Please copy each line of the records below that holds the word "Merge".

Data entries
+ + + + +
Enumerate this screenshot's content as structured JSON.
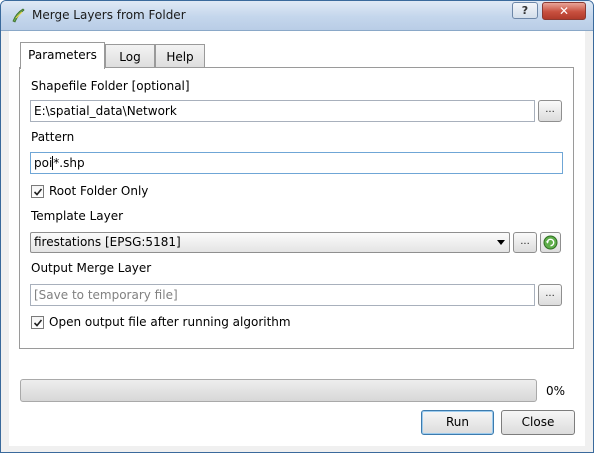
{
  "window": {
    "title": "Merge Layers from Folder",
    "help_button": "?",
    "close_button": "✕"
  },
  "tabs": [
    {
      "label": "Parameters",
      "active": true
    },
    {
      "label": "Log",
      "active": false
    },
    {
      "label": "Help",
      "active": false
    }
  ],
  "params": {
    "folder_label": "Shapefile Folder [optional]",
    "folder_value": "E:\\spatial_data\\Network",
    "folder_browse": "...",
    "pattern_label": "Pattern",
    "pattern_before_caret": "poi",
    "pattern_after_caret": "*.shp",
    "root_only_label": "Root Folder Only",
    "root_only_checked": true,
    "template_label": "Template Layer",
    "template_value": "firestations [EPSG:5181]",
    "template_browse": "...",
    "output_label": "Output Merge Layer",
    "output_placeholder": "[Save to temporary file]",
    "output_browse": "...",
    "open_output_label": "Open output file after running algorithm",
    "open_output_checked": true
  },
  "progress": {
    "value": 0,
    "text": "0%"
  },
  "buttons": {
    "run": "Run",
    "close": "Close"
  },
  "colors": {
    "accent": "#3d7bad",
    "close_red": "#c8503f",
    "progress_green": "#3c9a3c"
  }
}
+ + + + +
Written response
    "title": "Merge Layers from Folder",
    "output_label": "Output Merge Layer",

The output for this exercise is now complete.